◆ **Goal of the exercise**: Your task is to gather the lines below that hold the string "glyph".

· · ·

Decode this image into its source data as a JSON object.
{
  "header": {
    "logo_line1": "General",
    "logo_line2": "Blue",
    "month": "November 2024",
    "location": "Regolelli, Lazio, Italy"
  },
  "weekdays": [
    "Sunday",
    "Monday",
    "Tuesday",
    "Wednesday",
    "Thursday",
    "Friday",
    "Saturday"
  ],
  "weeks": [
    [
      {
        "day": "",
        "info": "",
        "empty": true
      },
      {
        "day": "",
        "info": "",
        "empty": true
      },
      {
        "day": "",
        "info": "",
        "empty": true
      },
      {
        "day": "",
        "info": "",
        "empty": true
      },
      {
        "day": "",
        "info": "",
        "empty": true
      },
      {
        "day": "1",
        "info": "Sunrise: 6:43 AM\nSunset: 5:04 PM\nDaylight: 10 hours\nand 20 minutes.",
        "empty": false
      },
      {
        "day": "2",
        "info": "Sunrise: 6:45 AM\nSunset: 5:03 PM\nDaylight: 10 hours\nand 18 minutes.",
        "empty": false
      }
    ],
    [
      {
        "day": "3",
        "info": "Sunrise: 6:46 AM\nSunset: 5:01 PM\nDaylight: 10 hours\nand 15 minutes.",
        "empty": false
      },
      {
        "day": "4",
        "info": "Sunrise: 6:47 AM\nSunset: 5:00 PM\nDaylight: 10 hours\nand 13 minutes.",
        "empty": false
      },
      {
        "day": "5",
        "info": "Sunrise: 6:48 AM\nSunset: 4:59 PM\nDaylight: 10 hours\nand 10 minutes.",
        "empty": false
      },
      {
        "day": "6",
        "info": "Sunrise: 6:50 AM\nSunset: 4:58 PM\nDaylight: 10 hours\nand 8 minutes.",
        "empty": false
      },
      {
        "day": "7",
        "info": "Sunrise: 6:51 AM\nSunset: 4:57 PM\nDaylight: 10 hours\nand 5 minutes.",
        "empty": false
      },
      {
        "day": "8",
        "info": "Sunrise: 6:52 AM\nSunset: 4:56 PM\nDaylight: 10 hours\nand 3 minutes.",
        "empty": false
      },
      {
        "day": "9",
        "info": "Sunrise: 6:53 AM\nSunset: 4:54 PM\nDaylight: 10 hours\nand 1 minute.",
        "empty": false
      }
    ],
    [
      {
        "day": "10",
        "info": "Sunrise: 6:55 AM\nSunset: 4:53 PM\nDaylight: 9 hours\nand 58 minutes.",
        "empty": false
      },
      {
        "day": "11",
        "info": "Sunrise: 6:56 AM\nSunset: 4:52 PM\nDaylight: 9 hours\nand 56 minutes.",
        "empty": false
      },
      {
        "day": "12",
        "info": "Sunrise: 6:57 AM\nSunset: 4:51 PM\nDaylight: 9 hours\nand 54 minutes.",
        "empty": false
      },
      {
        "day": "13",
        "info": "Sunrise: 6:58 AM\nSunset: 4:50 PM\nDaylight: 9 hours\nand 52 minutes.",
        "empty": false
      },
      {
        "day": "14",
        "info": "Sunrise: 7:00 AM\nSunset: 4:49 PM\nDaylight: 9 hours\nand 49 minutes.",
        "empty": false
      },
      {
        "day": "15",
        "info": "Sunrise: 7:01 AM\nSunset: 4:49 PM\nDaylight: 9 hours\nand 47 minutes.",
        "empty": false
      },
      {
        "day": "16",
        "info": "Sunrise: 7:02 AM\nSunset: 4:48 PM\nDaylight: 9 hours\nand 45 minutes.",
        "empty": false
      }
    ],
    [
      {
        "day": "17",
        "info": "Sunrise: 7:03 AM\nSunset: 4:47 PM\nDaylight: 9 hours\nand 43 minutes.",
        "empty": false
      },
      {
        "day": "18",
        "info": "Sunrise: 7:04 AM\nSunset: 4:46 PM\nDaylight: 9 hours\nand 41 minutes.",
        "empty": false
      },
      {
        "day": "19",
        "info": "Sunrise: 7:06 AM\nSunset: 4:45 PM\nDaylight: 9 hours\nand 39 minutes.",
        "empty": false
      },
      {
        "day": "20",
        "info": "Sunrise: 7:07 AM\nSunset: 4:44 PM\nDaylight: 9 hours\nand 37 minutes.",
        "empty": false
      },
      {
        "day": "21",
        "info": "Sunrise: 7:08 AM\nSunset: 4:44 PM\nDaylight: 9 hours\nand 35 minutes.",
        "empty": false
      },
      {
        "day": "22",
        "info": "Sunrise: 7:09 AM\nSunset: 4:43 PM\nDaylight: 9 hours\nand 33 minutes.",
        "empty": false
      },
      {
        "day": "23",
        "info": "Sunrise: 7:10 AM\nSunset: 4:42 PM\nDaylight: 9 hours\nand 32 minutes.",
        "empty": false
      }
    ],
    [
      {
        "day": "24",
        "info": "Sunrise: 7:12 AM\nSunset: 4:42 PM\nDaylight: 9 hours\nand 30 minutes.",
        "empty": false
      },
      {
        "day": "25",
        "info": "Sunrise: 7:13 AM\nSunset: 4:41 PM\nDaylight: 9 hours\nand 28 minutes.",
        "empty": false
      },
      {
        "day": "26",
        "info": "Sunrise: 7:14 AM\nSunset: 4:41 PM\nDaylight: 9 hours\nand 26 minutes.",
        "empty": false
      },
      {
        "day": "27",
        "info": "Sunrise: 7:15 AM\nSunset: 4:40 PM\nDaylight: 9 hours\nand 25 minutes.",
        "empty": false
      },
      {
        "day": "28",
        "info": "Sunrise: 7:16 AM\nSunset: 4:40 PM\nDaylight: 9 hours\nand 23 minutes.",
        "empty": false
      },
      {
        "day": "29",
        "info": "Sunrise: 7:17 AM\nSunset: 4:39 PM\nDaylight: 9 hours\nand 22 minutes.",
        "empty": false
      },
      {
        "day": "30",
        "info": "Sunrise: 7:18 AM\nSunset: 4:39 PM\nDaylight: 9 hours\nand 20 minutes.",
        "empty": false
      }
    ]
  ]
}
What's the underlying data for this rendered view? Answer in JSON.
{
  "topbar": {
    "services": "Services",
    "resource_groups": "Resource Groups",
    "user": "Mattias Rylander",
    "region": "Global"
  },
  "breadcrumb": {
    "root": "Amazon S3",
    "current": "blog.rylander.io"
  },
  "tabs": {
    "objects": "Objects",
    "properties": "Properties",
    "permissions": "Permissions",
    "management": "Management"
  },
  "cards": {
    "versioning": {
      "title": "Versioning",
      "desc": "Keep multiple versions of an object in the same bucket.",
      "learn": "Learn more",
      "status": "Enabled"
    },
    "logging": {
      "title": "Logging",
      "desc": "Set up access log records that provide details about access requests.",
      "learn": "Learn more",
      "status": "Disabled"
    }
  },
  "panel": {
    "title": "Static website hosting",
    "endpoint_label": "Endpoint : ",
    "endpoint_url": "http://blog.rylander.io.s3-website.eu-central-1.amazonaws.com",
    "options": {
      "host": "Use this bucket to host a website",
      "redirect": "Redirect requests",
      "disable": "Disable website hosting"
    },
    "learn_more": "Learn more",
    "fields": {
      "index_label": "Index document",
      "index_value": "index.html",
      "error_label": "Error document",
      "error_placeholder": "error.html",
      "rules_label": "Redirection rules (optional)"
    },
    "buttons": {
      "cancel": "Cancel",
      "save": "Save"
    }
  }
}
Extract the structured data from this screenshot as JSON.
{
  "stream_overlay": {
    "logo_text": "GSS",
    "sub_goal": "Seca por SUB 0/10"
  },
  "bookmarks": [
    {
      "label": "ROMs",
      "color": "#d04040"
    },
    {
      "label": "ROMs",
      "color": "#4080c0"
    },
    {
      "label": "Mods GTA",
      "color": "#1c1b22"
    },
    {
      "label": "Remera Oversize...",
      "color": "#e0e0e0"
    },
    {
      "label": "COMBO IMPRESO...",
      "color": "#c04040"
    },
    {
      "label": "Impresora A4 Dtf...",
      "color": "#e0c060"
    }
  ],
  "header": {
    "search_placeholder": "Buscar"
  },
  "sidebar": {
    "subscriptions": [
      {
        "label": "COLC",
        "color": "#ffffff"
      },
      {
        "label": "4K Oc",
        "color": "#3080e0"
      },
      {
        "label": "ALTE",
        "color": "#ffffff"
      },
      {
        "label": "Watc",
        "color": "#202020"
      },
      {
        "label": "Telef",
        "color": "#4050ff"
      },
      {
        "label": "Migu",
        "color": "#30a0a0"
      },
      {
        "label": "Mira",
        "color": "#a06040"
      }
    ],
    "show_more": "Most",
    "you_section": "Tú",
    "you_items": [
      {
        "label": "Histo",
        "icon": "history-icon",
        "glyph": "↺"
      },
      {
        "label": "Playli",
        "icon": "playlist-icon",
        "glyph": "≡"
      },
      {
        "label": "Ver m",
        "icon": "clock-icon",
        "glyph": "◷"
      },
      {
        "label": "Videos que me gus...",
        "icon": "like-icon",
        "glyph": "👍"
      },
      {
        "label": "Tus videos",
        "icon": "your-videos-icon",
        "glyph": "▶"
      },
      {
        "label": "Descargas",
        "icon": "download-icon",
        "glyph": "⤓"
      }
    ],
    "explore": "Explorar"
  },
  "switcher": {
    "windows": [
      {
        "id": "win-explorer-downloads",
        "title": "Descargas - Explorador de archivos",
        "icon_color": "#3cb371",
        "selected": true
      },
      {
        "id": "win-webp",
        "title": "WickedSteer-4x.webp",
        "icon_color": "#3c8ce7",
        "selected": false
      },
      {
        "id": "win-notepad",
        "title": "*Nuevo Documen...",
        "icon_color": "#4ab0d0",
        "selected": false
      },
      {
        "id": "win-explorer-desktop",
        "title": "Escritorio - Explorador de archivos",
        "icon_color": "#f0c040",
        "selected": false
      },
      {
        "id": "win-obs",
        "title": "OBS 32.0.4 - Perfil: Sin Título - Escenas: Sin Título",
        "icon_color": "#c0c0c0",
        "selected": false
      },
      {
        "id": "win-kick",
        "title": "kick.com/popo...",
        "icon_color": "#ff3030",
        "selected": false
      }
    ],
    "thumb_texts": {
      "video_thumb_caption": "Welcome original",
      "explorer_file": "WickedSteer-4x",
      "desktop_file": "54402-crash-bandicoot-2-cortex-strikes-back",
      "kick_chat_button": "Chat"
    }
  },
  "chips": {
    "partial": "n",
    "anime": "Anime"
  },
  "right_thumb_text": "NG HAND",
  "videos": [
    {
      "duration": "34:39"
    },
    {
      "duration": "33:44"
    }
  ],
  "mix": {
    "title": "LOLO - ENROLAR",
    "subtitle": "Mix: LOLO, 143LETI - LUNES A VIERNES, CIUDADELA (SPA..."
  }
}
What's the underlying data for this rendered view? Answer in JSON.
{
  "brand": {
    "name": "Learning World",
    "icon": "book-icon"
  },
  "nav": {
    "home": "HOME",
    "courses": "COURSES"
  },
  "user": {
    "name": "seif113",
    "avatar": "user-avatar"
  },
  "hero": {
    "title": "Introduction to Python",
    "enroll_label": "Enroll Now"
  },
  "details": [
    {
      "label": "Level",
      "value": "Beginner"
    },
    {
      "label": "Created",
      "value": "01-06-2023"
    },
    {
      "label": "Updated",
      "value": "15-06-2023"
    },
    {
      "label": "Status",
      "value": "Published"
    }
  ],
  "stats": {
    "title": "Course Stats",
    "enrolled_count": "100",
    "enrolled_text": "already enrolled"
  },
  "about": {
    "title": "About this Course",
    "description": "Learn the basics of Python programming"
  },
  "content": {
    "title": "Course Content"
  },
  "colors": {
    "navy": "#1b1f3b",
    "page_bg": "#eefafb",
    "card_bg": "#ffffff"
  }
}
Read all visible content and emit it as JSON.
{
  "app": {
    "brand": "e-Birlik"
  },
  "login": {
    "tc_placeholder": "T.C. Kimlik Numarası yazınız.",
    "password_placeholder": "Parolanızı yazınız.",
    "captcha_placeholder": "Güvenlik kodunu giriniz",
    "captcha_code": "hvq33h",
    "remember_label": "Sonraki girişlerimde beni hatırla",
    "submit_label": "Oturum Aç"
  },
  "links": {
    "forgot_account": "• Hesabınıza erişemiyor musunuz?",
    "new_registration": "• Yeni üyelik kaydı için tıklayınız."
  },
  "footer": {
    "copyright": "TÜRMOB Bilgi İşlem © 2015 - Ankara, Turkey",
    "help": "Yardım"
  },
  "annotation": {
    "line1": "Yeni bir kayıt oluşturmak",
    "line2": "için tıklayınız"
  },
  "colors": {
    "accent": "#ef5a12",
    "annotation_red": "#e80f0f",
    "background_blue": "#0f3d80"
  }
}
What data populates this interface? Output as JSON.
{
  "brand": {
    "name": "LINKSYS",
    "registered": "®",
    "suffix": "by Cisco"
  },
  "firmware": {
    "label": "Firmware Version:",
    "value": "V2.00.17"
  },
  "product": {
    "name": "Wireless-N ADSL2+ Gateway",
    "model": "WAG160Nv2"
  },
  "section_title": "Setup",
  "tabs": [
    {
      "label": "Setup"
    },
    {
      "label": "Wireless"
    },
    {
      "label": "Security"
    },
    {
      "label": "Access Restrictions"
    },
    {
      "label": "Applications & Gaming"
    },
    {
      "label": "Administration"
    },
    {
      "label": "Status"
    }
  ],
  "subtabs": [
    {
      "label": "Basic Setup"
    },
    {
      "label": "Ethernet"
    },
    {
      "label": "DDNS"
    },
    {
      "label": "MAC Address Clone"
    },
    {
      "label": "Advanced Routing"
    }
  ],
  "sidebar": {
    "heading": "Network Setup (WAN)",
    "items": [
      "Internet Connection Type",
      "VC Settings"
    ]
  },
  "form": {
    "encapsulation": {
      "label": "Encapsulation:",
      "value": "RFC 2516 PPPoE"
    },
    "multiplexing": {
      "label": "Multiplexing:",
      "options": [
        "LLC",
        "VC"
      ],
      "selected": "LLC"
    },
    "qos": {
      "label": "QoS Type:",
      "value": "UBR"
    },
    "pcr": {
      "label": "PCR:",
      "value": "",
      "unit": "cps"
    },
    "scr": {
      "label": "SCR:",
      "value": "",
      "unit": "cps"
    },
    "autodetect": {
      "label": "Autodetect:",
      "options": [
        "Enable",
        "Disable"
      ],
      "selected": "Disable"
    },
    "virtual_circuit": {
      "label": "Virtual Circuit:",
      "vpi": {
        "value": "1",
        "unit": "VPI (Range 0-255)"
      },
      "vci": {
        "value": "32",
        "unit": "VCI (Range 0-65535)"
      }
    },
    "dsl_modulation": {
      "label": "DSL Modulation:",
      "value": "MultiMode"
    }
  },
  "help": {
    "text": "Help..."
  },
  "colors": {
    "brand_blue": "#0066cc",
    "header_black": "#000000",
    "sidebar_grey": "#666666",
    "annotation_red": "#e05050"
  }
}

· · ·

◆ **Result of the exercise**:
        "glyph": "↺"
        "glyph": "≡"
        "glyph": "◷"
        "glyph": "👍"
        "glyph": "▶"
        "glyph": "⤓"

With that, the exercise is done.